California has 940 school districts, the most of any state in America. By comparison, Florida has just 63. A California lawmakers audit in 2014 shows district consolidation would save hundreds of millions of dollars in the annual school budget. For example, each of those 940 districts has  it’s own administrators. In California a superintendent is paid roughly $200,000 a year – that’s 190 million dollars from the state school budget annually. Add assistant superintendents and that’s another 90 million dollars, totaling almost $300 million a year spent on school administrators in California, not students. Money that could help California schools during state budget shortfalls.

That $300 million more than covers the yearly state budget for literacy programs in California. And is enough to fund Governor Newsom’s new directive for high-need underperforming schools each year.

A state audit revealed that 80 percent of districts in California are experiencing declining enrollment.
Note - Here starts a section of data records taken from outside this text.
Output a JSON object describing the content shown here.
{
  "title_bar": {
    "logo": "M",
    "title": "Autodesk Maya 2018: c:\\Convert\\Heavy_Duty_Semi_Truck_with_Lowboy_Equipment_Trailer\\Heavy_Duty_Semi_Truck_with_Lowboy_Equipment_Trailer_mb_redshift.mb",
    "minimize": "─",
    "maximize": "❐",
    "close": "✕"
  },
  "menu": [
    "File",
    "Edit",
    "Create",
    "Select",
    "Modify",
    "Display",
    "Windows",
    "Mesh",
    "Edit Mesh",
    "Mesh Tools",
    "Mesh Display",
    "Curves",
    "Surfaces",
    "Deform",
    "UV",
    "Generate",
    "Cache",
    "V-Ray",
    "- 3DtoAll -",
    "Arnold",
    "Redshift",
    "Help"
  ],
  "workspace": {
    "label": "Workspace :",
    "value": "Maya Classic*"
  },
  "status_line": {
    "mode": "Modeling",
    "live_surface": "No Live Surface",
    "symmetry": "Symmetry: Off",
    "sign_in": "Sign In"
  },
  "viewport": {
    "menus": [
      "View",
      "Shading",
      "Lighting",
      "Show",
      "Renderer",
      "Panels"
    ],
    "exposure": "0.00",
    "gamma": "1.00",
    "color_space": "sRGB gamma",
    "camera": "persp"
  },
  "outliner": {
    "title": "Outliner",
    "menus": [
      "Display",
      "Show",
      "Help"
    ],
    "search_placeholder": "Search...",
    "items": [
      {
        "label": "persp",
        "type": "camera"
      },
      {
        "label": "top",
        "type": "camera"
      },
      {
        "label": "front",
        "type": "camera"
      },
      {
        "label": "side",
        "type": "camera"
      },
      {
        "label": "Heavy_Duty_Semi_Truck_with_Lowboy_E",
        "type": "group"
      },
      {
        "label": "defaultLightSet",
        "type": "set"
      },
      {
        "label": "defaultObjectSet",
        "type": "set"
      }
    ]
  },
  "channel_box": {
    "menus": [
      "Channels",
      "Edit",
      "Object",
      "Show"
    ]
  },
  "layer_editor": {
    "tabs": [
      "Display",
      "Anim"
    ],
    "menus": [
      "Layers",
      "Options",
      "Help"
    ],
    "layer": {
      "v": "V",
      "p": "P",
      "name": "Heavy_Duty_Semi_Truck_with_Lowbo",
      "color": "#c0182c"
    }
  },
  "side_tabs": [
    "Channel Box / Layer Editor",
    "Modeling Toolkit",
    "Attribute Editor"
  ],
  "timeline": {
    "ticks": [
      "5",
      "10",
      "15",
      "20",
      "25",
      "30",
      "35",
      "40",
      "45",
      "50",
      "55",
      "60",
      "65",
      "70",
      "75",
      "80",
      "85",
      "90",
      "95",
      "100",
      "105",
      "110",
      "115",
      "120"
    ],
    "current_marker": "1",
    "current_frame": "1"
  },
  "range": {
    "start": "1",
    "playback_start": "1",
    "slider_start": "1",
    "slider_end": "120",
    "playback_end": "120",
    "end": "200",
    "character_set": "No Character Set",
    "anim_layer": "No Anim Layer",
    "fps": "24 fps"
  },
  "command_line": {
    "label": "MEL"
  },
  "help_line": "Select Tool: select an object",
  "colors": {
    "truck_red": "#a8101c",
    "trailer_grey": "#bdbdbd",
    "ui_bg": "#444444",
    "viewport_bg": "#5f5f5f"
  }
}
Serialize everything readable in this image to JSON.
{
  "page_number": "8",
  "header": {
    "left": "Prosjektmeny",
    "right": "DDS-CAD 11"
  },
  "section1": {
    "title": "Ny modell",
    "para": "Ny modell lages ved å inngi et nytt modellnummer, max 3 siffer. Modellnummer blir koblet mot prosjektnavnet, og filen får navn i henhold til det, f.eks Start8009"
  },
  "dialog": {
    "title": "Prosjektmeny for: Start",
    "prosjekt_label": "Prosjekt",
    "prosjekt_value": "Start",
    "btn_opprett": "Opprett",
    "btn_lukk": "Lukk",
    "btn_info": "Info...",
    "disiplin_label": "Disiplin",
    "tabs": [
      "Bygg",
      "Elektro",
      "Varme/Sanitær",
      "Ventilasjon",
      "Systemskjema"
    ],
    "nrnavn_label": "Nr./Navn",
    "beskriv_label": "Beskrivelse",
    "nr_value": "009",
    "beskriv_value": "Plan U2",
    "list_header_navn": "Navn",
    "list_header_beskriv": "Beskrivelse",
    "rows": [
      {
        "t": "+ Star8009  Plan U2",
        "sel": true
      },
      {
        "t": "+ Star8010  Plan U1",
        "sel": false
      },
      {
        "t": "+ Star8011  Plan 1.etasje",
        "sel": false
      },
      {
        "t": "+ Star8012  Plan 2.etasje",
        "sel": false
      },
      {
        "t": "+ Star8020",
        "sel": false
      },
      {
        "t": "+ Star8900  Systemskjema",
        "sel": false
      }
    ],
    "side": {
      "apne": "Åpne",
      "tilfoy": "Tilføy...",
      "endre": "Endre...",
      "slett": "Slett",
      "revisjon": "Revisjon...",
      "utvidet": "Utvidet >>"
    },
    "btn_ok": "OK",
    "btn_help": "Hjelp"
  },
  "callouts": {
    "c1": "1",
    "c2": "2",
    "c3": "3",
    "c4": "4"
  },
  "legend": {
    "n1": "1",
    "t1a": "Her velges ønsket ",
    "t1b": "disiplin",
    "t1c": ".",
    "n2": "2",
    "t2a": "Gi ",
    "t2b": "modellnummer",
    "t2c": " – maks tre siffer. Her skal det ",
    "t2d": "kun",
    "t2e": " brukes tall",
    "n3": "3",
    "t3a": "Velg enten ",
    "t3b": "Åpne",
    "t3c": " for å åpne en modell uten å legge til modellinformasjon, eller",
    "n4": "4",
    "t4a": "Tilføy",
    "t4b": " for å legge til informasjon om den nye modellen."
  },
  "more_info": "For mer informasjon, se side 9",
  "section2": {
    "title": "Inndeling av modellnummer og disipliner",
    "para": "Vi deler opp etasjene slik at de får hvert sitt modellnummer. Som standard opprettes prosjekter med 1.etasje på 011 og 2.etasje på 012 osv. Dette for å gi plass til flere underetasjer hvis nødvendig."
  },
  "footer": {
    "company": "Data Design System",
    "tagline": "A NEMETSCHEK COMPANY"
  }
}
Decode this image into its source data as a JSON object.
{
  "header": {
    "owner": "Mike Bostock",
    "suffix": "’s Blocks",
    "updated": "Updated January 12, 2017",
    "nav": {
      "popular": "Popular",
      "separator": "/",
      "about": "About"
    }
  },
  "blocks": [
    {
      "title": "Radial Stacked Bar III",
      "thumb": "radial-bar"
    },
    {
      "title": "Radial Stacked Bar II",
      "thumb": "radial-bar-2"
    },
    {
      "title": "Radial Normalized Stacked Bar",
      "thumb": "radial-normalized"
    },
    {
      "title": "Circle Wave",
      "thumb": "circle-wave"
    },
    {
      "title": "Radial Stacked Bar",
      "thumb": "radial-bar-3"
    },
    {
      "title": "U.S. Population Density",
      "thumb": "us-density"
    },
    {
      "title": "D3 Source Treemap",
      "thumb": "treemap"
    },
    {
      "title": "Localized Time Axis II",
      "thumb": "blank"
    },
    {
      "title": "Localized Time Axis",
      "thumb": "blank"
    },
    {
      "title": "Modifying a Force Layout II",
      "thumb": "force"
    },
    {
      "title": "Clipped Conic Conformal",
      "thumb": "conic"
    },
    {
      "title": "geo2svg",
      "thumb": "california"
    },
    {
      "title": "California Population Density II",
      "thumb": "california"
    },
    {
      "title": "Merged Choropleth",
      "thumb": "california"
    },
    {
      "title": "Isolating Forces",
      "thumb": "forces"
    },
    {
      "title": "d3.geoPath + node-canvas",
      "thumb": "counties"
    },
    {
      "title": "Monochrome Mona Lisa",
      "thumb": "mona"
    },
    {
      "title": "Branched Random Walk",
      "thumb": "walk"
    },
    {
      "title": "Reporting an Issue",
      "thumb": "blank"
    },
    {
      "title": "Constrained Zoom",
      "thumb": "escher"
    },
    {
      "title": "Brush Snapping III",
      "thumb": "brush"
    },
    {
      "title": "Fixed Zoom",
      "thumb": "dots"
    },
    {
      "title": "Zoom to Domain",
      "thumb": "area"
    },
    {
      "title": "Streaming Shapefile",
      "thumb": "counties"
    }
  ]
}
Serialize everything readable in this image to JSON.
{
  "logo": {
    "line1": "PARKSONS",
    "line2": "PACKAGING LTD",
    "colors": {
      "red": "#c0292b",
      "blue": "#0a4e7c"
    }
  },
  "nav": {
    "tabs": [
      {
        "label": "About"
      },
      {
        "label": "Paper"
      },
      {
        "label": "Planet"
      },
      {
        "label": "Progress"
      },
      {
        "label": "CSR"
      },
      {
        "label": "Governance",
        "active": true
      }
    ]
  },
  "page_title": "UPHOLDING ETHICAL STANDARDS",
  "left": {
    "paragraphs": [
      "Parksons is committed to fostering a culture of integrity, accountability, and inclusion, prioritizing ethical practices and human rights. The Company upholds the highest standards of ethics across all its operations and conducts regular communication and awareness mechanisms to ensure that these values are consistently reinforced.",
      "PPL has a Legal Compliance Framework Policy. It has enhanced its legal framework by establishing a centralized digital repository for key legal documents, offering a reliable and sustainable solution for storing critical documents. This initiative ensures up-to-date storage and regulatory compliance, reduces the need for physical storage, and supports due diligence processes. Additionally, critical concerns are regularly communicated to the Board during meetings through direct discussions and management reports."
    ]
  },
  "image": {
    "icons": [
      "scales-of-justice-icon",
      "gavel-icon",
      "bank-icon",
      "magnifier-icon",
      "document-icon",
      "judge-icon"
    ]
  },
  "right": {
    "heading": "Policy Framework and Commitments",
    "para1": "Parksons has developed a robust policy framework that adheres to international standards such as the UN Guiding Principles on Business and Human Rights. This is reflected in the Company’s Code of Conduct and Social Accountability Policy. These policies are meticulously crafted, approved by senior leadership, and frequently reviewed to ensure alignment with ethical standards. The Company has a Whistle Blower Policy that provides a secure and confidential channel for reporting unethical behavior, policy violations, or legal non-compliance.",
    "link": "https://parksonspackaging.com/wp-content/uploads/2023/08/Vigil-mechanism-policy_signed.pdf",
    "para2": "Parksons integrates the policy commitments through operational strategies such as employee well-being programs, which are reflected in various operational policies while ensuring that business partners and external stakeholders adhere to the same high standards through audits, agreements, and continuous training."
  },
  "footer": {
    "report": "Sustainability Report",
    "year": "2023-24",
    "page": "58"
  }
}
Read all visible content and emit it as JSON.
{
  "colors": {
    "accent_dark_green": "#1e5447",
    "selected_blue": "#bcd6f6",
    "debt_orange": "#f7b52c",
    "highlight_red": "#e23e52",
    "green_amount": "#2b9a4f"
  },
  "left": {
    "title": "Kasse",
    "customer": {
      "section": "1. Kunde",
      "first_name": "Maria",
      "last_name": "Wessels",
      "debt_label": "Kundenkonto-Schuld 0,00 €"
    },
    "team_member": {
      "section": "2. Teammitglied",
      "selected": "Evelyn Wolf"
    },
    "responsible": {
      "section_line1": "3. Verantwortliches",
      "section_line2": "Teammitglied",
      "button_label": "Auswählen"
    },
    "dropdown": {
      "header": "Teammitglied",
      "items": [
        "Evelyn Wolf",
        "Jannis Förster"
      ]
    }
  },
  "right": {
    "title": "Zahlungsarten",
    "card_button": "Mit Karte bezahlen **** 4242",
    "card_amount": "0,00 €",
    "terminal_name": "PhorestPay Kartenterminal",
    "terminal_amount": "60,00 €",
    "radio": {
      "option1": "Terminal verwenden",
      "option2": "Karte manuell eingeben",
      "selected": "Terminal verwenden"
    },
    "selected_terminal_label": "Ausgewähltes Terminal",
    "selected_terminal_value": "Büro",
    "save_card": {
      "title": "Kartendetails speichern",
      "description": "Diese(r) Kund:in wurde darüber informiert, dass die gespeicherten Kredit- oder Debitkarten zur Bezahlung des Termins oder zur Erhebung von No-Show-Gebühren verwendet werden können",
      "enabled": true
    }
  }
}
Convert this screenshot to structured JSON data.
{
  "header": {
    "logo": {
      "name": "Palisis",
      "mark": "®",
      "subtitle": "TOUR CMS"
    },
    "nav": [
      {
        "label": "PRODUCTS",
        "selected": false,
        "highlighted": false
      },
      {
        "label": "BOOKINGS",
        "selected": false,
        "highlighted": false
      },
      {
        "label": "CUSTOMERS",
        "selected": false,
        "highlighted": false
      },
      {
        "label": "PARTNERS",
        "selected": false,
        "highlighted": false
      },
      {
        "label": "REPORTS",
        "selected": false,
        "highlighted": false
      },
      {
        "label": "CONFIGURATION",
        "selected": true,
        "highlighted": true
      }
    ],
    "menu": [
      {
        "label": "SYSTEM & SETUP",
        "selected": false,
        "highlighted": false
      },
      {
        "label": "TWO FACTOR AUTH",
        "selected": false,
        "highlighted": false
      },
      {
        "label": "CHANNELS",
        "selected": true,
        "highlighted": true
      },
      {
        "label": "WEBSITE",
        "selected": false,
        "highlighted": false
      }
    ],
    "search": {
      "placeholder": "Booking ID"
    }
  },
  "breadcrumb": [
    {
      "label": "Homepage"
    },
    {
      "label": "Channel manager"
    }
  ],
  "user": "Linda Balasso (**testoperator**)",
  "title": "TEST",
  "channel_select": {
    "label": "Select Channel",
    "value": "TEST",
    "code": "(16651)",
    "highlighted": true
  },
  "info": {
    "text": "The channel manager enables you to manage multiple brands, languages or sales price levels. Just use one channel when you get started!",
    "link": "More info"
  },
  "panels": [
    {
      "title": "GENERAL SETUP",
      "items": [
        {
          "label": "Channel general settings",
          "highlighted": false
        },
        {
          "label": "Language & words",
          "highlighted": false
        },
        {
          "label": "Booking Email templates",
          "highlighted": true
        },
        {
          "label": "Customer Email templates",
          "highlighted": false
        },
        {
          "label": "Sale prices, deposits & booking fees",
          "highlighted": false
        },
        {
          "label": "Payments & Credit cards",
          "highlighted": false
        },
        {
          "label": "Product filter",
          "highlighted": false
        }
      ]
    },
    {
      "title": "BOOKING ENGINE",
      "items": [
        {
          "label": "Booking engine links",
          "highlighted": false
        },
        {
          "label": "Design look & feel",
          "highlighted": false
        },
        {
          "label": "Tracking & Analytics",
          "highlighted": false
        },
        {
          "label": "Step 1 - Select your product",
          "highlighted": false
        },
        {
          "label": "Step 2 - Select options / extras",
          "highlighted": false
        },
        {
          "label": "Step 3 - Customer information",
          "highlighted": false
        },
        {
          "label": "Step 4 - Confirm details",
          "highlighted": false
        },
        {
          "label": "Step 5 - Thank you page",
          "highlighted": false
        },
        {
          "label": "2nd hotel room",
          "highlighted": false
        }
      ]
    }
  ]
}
State COVID closures lead to a record number of parents home schooling, and private school enrollment went up. California schools lost almost 600,000 students since the pandemic. Add the millions more are leaving California for states with lower cost of living and less crime… and the student population is shrinking to its lowest in decades.

Consolidating the districts would make sense and save money, but the California teachers unions do not support it. In 2022 Oakland schools proposed consolidation. Teachers walked out, which led to schools being shut down. The union claims district closures would harm students of color. State lawmakers never acted on the recommendations to consolidate and help taxpayer dollars benefit students rather than bureaucracy.